Liquorice is a deciduous, perennial shrub in the legume family (Fabaceae) It is thought to originate from Asia.  The roots and stolons were used by both the ancient Greeks and Romans.  It is now grown commercially in Spain, France, Russia, Germany, England, Asia, and the Middle east.  In the early 16th century liquorice began to be cultivated in the monastery gardens at Pontefract, in England, and this became the centre of the liquorice confectionery industry.  The sweetness of liquorice is derived from a compound called glycyrrhizin, reputed to be 50 times sweeter than refined sugar.

Liquorice is one of the most prescribed herbs in Chinese medicine.


Seeds need to be scarified or stratified

Germination and early growth can be slow and erratic.  Once established cuttings can be taken from stolons. (30cm long cuttings planted vertically)

30cm between plants in rows 60cm apart.  slow growing in first 2 years only getting to about 50cm high.

Harvest – dig carefully along row to expose roots at the sides of the plant.  Lift whole plant, wash roots and cut into lengths ready for drying.  Save some for cuttings. Harvest in 3rd or 4th year.

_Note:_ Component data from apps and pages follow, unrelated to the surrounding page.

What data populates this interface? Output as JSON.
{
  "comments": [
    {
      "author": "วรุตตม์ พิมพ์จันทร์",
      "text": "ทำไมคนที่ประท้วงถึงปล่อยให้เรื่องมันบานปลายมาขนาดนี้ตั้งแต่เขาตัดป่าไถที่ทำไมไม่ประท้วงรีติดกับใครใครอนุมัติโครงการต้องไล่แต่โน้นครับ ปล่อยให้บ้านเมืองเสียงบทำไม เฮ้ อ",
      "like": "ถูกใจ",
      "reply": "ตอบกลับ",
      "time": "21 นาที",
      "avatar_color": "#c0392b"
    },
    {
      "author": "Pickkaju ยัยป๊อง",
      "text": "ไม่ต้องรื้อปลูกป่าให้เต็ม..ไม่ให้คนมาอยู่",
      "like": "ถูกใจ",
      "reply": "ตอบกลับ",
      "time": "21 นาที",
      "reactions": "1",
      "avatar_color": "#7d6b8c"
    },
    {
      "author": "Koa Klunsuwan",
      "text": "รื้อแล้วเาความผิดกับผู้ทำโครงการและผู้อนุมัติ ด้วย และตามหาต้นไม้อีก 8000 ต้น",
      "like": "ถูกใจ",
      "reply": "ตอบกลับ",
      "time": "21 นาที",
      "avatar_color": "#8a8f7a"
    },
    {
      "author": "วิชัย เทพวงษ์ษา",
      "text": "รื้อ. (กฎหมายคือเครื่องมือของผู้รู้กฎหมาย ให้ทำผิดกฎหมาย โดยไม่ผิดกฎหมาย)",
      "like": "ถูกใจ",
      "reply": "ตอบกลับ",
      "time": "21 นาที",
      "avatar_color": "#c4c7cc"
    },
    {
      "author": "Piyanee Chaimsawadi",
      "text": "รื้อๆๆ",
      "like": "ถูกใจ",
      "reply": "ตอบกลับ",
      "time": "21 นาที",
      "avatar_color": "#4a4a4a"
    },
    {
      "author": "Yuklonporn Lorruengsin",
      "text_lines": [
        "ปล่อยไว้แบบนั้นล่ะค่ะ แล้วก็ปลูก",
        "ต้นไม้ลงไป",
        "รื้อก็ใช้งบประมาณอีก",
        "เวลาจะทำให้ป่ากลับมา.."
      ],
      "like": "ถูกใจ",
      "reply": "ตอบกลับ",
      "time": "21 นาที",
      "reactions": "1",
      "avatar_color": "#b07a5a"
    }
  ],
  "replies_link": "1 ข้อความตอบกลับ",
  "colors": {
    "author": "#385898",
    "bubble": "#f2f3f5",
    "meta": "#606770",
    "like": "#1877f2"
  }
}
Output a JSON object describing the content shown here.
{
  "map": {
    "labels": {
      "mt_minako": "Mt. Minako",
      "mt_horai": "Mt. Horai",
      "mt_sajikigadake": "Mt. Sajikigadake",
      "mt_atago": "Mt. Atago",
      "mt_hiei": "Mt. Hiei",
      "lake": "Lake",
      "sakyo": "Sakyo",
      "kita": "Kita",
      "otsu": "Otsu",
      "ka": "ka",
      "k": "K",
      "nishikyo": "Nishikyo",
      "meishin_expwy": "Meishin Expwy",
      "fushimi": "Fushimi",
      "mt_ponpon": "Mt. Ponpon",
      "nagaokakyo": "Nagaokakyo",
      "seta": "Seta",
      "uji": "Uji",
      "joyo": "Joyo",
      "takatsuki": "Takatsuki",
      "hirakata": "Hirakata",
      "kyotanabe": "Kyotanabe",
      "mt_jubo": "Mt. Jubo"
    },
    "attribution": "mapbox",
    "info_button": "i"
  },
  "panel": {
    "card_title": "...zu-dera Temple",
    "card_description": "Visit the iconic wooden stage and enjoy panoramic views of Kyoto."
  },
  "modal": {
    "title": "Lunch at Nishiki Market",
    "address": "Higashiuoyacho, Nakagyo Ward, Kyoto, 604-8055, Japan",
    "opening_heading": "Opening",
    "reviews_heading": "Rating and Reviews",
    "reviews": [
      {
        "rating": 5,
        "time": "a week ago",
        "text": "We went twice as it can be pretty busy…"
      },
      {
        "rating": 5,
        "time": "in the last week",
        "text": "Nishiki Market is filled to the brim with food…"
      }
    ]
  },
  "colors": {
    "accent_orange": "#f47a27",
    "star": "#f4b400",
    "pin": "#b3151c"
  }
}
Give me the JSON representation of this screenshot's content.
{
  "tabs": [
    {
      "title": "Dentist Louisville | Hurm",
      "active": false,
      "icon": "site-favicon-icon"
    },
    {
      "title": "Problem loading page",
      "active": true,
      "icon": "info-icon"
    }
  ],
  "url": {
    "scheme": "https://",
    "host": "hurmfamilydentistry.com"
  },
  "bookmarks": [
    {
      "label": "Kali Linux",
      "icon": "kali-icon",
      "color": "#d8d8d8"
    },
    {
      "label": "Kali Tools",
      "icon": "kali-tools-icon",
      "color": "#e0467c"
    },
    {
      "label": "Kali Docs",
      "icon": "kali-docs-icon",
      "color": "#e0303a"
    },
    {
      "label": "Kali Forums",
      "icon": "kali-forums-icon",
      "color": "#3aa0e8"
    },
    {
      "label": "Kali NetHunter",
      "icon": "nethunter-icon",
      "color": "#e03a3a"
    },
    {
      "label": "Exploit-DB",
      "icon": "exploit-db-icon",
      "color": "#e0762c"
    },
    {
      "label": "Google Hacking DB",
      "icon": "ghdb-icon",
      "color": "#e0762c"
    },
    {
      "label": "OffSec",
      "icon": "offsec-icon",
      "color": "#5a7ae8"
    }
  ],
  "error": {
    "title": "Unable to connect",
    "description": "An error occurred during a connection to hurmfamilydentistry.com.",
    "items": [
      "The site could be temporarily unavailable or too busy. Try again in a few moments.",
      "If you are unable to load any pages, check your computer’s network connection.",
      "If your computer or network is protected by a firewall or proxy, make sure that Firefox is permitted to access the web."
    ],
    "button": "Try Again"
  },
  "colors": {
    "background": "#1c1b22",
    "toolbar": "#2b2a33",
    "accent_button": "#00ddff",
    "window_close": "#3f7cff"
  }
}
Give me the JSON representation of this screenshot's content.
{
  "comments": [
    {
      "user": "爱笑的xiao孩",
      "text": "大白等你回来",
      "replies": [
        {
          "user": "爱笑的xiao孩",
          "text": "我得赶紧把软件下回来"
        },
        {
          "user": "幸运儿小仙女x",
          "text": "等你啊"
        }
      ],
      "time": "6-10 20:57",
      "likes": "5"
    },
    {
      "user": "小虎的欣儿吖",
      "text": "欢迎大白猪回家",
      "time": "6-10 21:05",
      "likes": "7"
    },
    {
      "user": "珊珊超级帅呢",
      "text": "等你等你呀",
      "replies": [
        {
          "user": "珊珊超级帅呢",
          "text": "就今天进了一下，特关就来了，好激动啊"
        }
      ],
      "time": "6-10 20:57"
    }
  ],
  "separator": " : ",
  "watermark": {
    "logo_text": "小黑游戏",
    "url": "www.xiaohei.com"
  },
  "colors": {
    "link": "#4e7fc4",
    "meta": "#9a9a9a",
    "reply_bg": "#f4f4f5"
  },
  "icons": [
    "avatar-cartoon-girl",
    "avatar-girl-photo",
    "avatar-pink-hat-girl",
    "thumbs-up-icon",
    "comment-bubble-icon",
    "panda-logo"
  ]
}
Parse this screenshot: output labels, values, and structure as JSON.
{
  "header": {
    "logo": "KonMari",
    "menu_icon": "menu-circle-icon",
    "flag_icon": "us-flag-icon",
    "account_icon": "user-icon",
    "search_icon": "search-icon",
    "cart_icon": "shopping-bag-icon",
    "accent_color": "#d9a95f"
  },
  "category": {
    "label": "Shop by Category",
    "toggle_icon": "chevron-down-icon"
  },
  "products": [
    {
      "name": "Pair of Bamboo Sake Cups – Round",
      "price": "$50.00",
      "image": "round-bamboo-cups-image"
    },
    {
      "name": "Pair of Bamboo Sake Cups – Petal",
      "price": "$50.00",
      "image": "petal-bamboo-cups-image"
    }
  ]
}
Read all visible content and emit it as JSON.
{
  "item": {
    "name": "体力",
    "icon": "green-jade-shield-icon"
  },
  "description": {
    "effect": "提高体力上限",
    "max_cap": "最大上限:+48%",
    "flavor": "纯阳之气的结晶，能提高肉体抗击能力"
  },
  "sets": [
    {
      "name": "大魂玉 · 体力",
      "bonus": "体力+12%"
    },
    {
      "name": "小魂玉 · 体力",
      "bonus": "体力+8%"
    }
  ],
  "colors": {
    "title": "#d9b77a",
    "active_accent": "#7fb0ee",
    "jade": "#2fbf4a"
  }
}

Fun Facts

Napoleon used to chew Liquorice so much that it blackened his teeth.


Twigs can then be cut up and boiled until sticky black extract is obtained.

Add molasses or aniseed to make sweets.

Tea – a few sticks finely chopped steeped in boiling water.  1 1/2 teaspoons per cup.

Medicinally used for its anti-inflammatory, and anti-viral benefits.